Yesterday was one of those bumper bonanza days: by the end of it you can’t quite believe that it was all compressed into a single day. The omens, it must be said, were not all that promising. The night before an essay on the New Deal lay barely half done, and whilst I would have liked to have stayed up all night on it I also realised my grip on writing was becoming so weak that I couldn’t even stay in the right tense. (Pfft, you think it’s easy just because it’s history and thus ‘past tense’? How very naive…) But I did try, for a while, due to the fact that I was also entirely unable to lie horizontally without coughing at *cough* a rate *cough* of about *cough* seven *mega-cough* per minute. Eventually, however, I did get to sleep and resolved to get up early to finish this essay before Sanna arrived to visit. The alarm was set for 6.30. Then changed to 7, because I’m not a masochist.
Early morning Dominic scoffed at this incurring into his territory and wisely ignored the alarm. And soon enough Sanna arrived, and learning from past mistakes I decided getting a taxi from the station to the one lecture of the day would be wiser than trying to impose Dominic walking speeds. After Magnus Ryan had expounded on the saeculum some more (actually, sadly, I don’t think it came up) we went for delicious waffles and my mood was firmly on an upward curve. (Not just because of the waffles, you understand.) This was also helped by my dad sending me the Text of the Month about the upcoming new Doctor (note to journalists from Dominic and Lucy – a ‘new Doctor Who’? No. No, you are wrong). So by the end of Sanna’s visit I was in a much better position to sit down and plan out the rest of the essay in beautiful bullet-point form, before moving on to dinner.
But not just any dinner! No indeed – for as a joint Secretary of the Caius History Society it was partly my job to host Mark and Emily Greengrass in advance of Mark’s talk that evening. Abi and I had made the risky decision of inviting them to dine with us lowly undergrads, which could have resulted in panic and disaster if the infamous chicken burger had been served. Luckily this was not to be, and all went well. Shortly afterwards we were then gratified to see that our e-mail promotion had drawn a not too shabbily sized crowd for the talk, and we possibly accidentally innovated by serving wine before getting into history. It clearly worked, and The Tears of the Last Valois was a very interesting discussion on crying (yes, really) at the French court. I tend to think that it’s quite important for these things to be at least slightly off-beat, as there’s no point in putting on your own Tripos lectures.
Plus, I think Mark Greengrass had a cool tie.
So, the final chapter: on the way back home I resolved that I really would try and dedicate the night to finishing this essay, and Michael wisely advised that the most important tool would be food. So I acquired some bread, a pizza, chocolate chip cookies and tea bags and set to work at 11pm. And lo and behold, somehow by about 2.30am I was done! (And I hadn’t even cooked the pizza…) Feeling very satisfied I finally sent the essay off and called it a day. Only supervision (later today) will reveal if the end product was actually any good, of course, but I feel I can defend it at least. Hurrah!

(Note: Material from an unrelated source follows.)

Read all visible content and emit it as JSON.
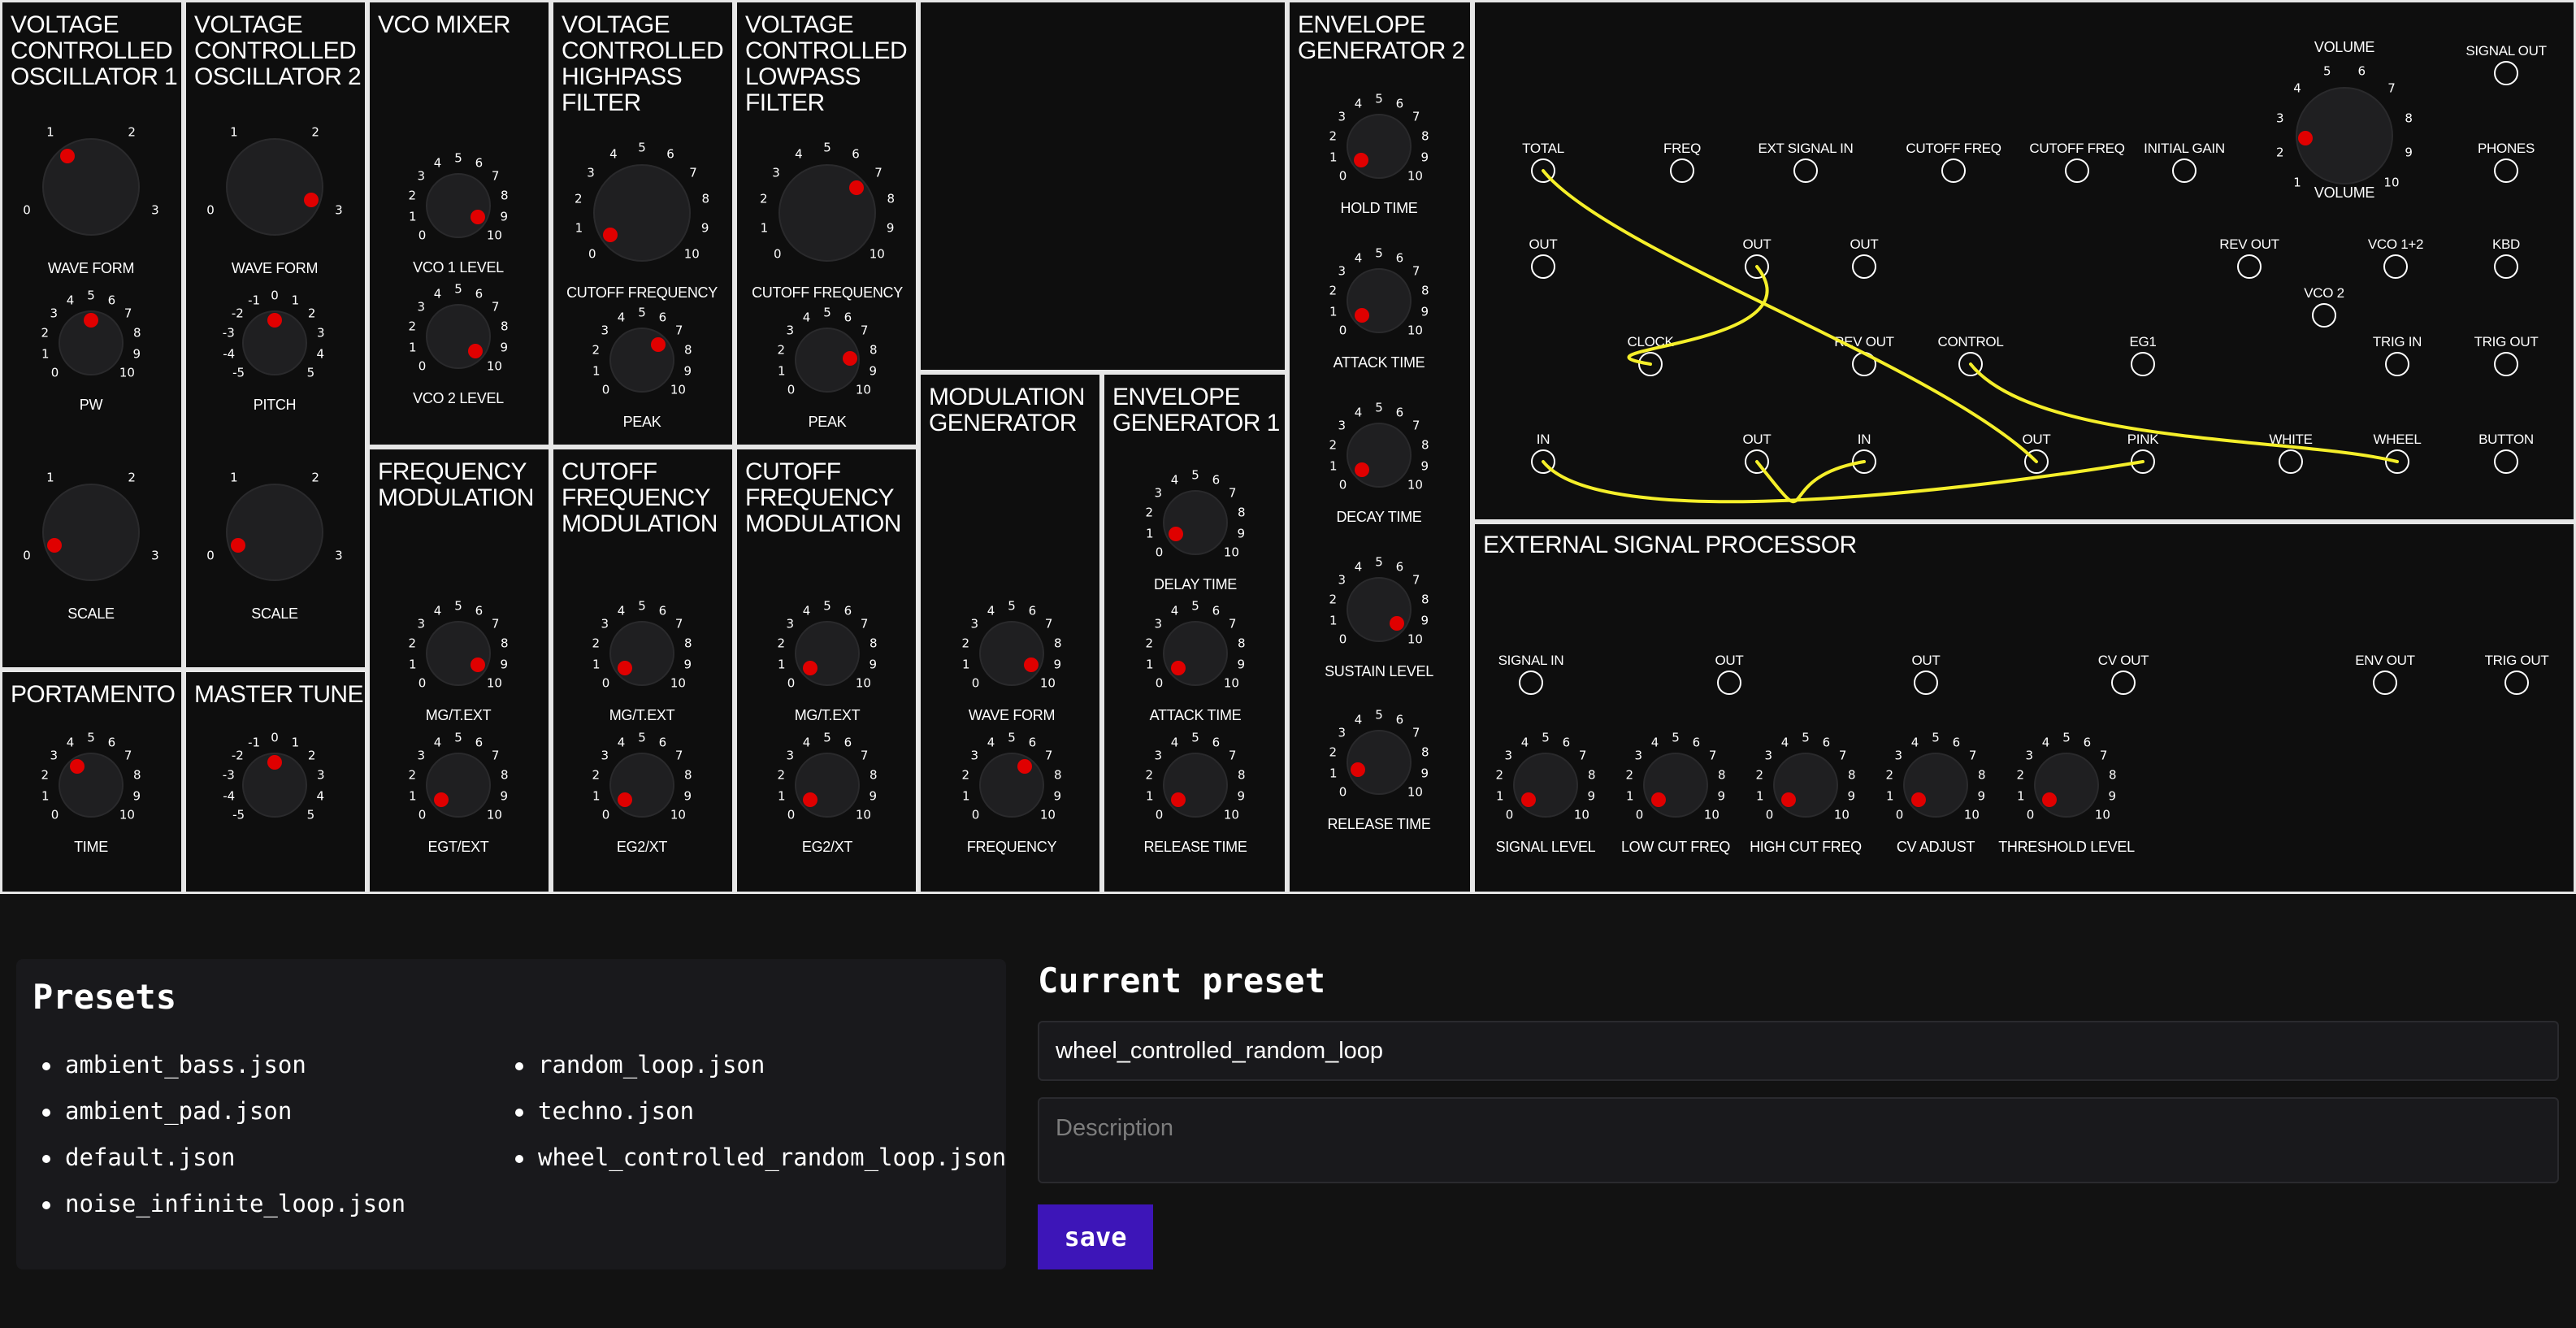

(Oh, and this afternoon I got an e-mail revealing that someone had left a customer evaluation of this very site. Erm, thanks though I was unaware of having delivered any goods or services at all.)
You got a taxi! I am infinitely jealous!
(Wow, though: a good evaluation.)
Dominic, with regards to your Facebook note I would like to point out that Lucy’s name is indeed mentioned!